Photographer:Monireh | Krishna Photographer:Monireh | Solitude Organic Restaurant Photographer:Monireh | Organically grown mangoes Photographer:Monireh | Solitude Photographer:Monireh | Solitude Photographer:Monireh | Solitude manoges, and small soursop Photographer:Monireh | Solitude manoges, and small soursop
18 Jun / 2014Program by:
Featured: KrishnaLanguage: English

Our Food, Our Community?

We met Krishna this morning at Solitude kitchen, where manoges were already put on the shelves, and women planning the delicious lunch out of vegetables, grains and fruits picked up today form the farm. Krishna’s personal path, an evolution over past 21 years brought him to the point when he is trying actively connect all the members of community into food production on our lands. Initiative with name “Slow Food Movement” is for the people, to be proactive and interactive, shifting form individual to a collective level, each taking a part.
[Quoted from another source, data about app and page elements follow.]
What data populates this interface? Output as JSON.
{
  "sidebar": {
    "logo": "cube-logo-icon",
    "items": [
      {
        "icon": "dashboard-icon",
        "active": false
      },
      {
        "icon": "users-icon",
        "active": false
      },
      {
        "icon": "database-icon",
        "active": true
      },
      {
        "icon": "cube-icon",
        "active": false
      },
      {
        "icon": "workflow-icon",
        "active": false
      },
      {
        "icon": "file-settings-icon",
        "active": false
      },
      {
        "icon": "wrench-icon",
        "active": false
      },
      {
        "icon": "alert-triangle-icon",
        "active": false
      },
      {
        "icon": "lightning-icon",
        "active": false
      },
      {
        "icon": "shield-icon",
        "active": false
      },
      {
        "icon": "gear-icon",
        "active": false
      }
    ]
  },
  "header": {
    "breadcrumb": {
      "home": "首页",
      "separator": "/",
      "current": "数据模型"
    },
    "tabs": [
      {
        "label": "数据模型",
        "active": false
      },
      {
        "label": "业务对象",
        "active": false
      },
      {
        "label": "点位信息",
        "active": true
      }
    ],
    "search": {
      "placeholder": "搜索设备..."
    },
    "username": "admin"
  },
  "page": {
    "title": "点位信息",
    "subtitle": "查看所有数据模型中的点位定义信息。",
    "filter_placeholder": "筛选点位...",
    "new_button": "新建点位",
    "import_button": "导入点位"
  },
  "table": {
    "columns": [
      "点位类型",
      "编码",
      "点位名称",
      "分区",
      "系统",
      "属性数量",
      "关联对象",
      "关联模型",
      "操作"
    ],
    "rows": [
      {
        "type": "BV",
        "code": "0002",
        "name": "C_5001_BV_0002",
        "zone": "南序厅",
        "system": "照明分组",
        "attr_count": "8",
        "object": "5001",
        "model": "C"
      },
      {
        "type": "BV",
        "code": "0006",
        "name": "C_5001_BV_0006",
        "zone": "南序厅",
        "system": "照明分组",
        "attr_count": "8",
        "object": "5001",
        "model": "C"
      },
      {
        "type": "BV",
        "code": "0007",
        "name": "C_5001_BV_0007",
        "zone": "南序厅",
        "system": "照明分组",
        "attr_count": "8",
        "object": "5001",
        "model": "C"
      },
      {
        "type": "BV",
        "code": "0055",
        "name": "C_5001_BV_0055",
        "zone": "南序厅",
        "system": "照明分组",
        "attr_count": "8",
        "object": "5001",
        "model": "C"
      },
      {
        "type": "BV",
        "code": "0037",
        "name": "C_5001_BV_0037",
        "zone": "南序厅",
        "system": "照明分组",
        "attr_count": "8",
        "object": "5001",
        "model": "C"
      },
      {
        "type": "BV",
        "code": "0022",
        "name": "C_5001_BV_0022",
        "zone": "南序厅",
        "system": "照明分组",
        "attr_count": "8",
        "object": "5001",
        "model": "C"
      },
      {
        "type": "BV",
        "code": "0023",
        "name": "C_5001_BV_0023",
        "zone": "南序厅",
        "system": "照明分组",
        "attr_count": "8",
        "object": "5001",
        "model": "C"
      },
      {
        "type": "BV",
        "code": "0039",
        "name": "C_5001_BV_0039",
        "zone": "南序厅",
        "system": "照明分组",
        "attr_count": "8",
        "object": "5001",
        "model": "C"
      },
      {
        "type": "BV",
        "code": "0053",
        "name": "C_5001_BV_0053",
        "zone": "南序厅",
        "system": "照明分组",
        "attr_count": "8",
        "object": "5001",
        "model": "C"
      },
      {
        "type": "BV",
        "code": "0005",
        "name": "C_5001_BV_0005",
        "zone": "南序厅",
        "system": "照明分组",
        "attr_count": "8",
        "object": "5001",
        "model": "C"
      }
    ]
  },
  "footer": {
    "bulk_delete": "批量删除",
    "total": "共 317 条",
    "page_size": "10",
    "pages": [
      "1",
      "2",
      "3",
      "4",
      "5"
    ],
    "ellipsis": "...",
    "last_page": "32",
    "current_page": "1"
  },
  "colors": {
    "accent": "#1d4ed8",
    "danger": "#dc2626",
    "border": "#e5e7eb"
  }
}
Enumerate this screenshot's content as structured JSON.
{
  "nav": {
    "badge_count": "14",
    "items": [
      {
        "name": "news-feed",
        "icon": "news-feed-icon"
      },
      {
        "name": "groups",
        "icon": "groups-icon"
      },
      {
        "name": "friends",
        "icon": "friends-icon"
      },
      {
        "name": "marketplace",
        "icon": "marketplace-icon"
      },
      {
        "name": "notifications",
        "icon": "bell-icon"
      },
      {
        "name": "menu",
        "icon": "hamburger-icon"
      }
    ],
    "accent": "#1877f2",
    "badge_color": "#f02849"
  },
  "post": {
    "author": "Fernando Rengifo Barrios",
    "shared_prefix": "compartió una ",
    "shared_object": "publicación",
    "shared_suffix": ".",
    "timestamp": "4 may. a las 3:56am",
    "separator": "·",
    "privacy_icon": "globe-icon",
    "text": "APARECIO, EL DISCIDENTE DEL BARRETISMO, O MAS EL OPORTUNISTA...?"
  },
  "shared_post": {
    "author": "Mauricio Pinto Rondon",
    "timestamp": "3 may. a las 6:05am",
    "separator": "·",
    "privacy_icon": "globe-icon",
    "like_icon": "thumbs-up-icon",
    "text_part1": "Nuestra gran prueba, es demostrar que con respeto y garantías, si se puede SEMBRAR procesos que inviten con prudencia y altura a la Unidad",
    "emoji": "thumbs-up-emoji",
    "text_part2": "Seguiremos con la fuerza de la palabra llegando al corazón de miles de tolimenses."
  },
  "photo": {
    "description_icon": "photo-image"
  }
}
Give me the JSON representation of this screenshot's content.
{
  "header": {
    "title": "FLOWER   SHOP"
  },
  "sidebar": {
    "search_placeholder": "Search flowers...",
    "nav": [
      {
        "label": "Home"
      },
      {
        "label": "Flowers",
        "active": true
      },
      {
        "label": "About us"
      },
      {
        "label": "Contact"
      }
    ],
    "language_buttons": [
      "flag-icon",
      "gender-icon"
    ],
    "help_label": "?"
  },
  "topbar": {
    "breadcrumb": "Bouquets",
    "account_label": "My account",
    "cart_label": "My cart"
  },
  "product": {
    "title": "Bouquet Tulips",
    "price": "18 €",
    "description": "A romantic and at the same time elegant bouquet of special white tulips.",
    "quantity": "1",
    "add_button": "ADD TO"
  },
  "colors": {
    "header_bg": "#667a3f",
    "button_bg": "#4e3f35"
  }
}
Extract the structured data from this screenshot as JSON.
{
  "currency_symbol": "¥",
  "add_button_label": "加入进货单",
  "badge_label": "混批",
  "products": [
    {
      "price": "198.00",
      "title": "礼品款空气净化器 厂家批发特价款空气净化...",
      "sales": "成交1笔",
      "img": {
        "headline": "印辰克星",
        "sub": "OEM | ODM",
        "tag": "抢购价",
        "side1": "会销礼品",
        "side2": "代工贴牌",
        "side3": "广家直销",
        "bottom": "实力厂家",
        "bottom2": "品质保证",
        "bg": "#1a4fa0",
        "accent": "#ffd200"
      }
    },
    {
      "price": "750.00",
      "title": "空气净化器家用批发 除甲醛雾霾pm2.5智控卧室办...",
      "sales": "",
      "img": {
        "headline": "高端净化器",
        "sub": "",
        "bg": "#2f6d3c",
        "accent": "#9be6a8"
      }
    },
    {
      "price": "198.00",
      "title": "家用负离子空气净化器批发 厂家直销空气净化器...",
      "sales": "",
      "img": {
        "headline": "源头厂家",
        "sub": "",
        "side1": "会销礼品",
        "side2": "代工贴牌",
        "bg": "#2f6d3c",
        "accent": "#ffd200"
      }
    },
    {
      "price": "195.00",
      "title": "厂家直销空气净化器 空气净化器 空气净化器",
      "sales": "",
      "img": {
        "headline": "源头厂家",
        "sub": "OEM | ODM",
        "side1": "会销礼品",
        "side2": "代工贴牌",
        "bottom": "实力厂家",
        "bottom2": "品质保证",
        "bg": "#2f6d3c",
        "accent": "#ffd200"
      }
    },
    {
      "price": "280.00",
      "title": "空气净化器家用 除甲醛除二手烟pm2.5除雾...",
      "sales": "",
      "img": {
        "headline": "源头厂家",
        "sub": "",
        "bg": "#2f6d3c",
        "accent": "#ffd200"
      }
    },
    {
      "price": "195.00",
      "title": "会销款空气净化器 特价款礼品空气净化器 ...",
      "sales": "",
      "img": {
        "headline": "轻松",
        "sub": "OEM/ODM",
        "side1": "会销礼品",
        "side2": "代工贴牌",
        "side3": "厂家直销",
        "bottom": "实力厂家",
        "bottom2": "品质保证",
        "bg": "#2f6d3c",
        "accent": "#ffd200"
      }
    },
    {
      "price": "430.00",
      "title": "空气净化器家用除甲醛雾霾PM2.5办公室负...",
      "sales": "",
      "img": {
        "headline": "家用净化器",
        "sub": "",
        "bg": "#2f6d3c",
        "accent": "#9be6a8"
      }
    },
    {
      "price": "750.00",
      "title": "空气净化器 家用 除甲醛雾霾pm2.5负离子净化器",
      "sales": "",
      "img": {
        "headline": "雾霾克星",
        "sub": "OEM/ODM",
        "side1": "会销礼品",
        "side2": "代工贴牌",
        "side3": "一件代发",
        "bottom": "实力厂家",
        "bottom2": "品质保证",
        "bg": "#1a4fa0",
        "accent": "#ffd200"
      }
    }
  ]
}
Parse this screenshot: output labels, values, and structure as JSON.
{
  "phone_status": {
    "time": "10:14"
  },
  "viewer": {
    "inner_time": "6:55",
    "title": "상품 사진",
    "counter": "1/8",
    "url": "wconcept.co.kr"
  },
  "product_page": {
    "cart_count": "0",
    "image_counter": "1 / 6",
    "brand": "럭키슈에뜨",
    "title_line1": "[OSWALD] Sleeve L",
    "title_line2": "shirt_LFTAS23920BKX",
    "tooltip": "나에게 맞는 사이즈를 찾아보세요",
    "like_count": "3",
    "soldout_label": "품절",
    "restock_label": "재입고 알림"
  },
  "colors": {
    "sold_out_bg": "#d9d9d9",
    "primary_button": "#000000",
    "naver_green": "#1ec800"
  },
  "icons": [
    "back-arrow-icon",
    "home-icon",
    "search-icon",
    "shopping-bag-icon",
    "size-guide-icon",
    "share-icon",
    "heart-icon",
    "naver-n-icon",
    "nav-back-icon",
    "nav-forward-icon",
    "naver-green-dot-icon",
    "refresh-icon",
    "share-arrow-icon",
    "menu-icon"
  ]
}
“…a Society that doesn’t know where its food comes from, it is a society without culture, and humanity without culture will die, perish…” *********************Permaculture is a branch of ecological design, ecological engineering, environmental design, construction and Integrated Water Resources Management that develops sustainable architecture, regenerative and self-maintained habitat and agricultural systems modeled from natural ecosystems.[1][2] The term permaculture (as a systematic method) was first coined by Australians Bill Mollison and David Holmgren in 1978. The word permaculture originally referred to “permanent agriculture” [3] but was expanded to stand also for “permanent culture,” as it was seen that social aspects were integral to a truly sustainable system as inspired by Masanobu Fukuoka’s natural farming philosophy.

“Permaculture is a philosophy of working with, rather than against nature; of protracted and thoughtful observation rather than protracted and thoughtless labor; and of looking at plants and animals in all their functions, rather than treating any area as a single product system.” – Bill Mollison